Every line of the data is to be retyped exactly.

Start of Extracted records

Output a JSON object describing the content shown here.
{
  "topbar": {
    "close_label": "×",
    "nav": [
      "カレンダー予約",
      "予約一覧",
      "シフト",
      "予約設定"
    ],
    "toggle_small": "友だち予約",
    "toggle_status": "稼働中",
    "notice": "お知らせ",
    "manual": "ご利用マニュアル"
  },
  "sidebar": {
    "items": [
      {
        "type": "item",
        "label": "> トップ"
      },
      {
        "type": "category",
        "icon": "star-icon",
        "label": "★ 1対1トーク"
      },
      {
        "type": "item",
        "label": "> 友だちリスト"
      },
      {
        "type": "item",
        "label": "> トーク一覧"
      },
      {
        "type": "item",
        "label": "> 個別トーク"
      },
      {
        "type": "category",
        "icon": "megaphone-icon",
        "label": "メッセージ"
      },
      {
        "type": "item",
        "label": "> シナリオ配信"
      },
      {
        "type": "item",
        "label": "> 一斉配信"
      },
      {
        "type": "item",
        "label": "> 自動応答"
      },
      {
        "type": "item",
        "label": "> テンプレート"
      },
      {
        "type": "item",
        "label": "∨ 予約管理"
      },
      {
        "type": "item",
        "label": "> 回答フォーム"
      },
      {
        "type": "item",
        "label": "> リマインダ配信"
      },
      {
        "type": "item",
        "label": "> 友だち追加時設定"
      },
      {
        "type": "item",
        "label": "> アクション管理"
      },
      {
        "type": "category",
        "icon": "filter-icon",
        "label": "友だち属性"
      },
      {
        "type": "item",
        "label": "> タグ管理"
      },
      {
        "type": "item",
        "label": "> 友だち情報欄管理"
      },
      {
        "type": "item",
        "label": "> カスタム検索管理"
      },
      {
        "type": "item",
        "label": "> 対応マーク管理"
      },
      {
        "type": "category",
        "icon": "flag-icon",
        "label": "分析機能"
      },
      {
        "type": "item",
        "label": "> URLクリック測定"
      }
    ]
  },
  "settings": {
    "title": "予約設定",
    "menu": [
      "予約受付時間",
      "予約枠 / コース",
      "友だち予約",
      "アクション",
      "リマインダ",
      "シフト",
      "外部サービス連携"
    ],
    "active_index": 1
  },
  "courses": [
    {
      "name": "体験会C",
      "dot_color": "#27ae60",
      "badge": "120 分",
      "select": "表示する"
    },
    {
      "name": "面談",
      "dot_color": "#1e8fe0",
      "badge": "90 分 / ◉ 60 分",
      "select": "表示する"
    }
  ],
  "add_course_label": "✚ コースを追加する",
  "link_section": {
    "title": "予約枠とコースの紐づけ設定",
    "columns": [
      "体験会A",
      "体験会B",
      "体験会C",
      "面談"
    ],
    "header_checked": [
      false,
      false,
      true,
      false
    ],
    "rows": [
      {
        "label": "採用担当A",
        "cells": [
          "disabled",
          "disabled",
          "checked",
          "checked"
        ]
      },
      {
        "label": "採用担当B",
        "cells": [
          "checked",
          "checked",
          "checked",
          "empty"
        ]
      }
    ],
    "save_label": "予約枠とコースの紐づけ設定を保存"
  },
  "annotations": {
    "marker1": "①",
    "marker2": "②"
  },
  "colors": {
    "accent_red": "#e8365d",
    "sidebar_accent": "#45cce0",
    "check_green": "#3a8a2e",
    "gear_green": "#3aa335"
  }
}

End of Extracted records

= Response box =
Output a JSON object describing the content shown here.
{
  "topbar": {
    "close_label": "×",
    "nav": [
      "カレンダー予約",
      "予約一覧",
      "シフト",
      "予約設定"
    ],
    "toggle_small": "友だち予約",
    "toggle_status": "稼働中",
    "notice": "お知らせ",
    "manual": "ご利用マニュアル"
  },
  "sidebar": {
    "items": [
      {
        "type": "item",
        "label": "> トップ"
      },
      {
        "type": "category",
        "icon": "star-icon",
        "label": "★ 1対1トーク"
      },
      {
        "type": "item",
        "label": "> 友だちリスト"
      },
      {
        "type": "item",
        "label": "> トーク一覧"
      },
      {
        "type": "item",
        "label": "> 個別トーク"
      },
      {
        "type": "category",
        "icon": "megaphone-icon",
        "label": "メッセージ"
      },
      {
        "type": "item",
        "label": "> シナリオ配信"
      },
      {
        "type": "item",
        "label": "> 一斉配信"
      },
      {
        "type": "item",
        "label": "> 自動応答"
      },
      {
        "type": "item",
        "label": "> テンプレート"
      },
      {
        "type": "item",
        "label": "∨ 予約管理"
      },
      {
        "type": "item",
        "label": "> 回答フォーム"
      },
      {
        "type": "item",
        "label": "> リマインダ配信"
      },
      {
        "type": "item",
        "label": "> 友だち追加時設定"
      },
      {
        "type": "item",
        "label": "> アクション管理"
      },
      {
        "type": "category",
        "icon": "filter-icon",
        "label": "友だち属性"
      },
      {
        "type": "item",
        "label": "> タグ管理"
      },
      {
        "type": "item",
        "label": "> 友だち情報欄管理"
      },
      {
        "type": "item",
        "label": "> カスタム検索管理"
      },
      {
        "type": "item",
        "label": "> 対応マーク管理"
      },
      {
        "type": "category",
        "icon": "flag-icon",
        "label": "分析機能"
      },
      {
        "type": "item",
        "label": "> URLクリック測定"
      }
    ]
  },
  "settings": {
    "title": "予約設定",
    "menu": [
      "予約受付時間",
      "予約枠 / コース",
      "友だち予約",
      "アクション",
      "リマインダ",
      "シフト",
      "外部サービス連携"
    ],
    "active_index": 1
  },
  "courses": [
    {
      "name": "体験会C",
      "dot_color": "#27ae60",
      "badge": "120 分",
      "select": "表示する"
    },
    {
      "name": "面談",
      "dot_color": "#1e8fe0",
      "badge": "90 分 / ◉ 60 分",
      "select": "表示する"
    }
  ],
  "add_course_label": "✚ コースを追加する",
  "link_section": {
    "title": "予約枠とコースの紐づけ設定",
    "columns": [
      "体験会A",
      "体験会B",
      "体験会C",
      "面談"
    ],
    "header_checked": [
      false,
      false,
      true,
      false
    ],
    "rows": [
      {
        "label": "採用担当A",
        "cells": [
          "disabled",
          "disabled",
          "checked",
          "checked"
        ]
      },
      {
        "label": "採用担当B",
        "cells": [
          "checked",
          "checked",
          "checked",
          "empty"
        ]
      }
    ],
    "save_label": "予約枠とコースの紐づけ設定を保存"
  },
  "annotations": {
    "marker1": "①",
    "marker2": "②"
  },
  "colors": {
    "accent_red": "#e8365d",
    "sidebar_accent": "#45cce0",
    "check_green": "#3a8a2e",
    "gear_green": "#3aa335"
  }
}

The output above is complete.